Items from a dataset
-- Opening Marker --

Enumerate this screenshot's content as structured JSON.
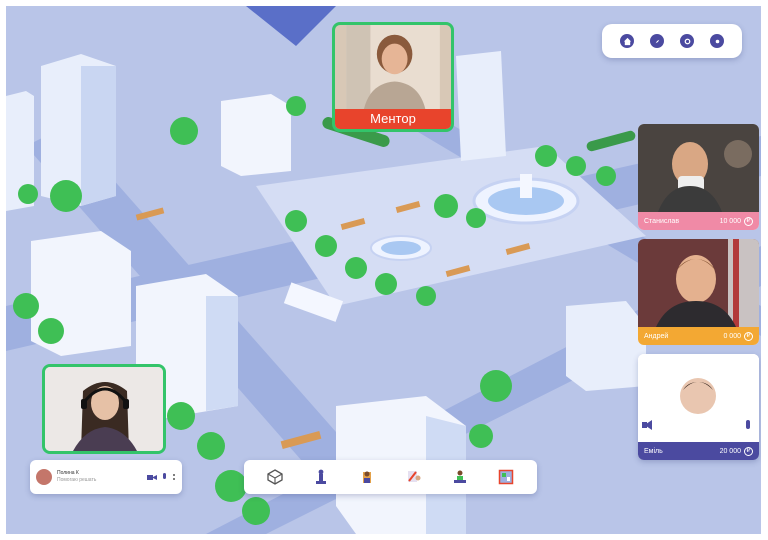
{
  "mentor": {
    "label": "Ментор"
  },
  "participants": [
    {
      "name": "Станислав",
      "points": "10 000",
      "bar_color": "#f08aa6",
      "coin": "₽"
    },
    {
      "name": "Андрей",
      "points": "0 000",
      "bar_color": "#f3a833",
      "coin": "₽"
    },
    {
      "name": "Еміль",
      "points": "20 000",
      "bar_color": "#4b4aa0",
      "coin": "₽"
    }
  ],
  "current_user": {
    "name": "Полина К",
    "status": "Помогаю решать"
  },
  "nav_icons": [
    "home-icon",
    "compass-icon",
    "settings-icon",
    "logout-icon"
  ],
  "toolbar_icons": [
    "cube-icon",
    "figure-icon",
    "character-icon",
    "painter-icon",
    "person-table-icon",
    "map-icon"
  ],
  "colors": {
    "accent": "#4b4aa0",
    "mentor_label": "#e8442c",
    "frame": "#33c46a",
    "background": "#b7c3e6"
  }
}
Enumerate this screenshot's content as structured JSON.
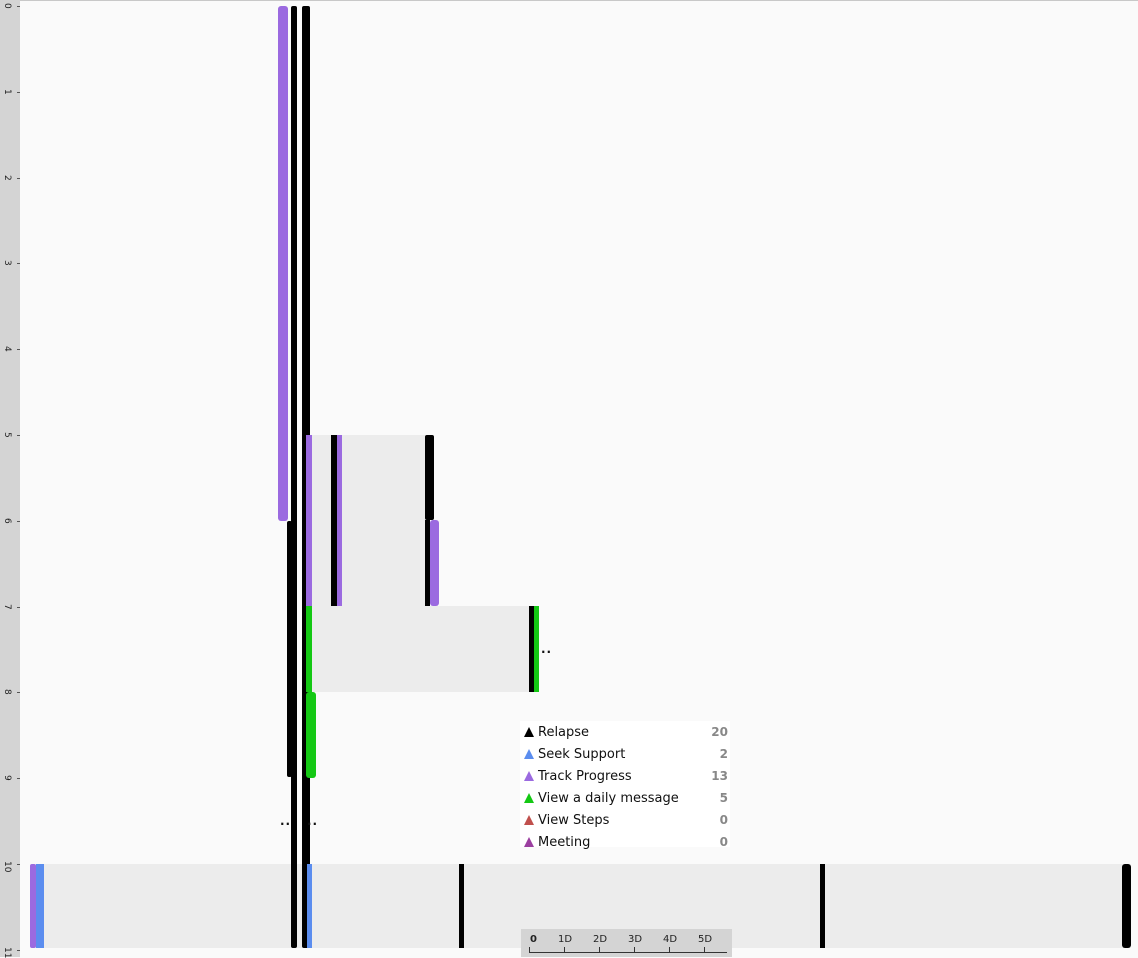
{
  "axis": {
    "ticks": [
      "0",
      "1",
      "2",
      "3",
      "4",
      "5",
      "6",
      "7",
      "8",
      "9",
      "10",
      "11"
    ]
  },
  "legend": [
    {
      "label": "Relapse",
      "count": "20",
      "color": "#000000"
    },
    {
      "label": "Seek Support",
      "count": "2",
      "color": "#5b8def"
    },
    {
      "label": "Track Progress",
      "count": "13",
      "color": "#9b6ae0"
    },
    {
      "label": "View a daily message",
      "count": "5",
      "color": "#14c814"
    },
    {
      "label": "View Steps",
      "count": "0",
      "color": "#c0504d"
    },
    {
      "label": "Meeting",
      "count": "0",
      "color": "#9b3fa0"
    }
  ],
  "scale": {
    "labels": [
      "0",
      "1D",
      "2D",
      "3D",
      "4D",
      "5D"
    ]
  },
  "overflow_markers": [
    "..",
    "..",
    ".."
  ],
  "colors": {
    "relapse": "#000000",
    "seek_support": "#5b8def",
    "track_progress": "#9b6ae0",
    "daily_message": "#14c814",
    "band": "#ececec"
  }
}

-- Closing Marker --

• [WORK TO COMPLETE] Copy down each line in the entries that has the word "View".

• [EXPECTED ANSWER]
      "label": "View a daily message",
      "label": "View Steps",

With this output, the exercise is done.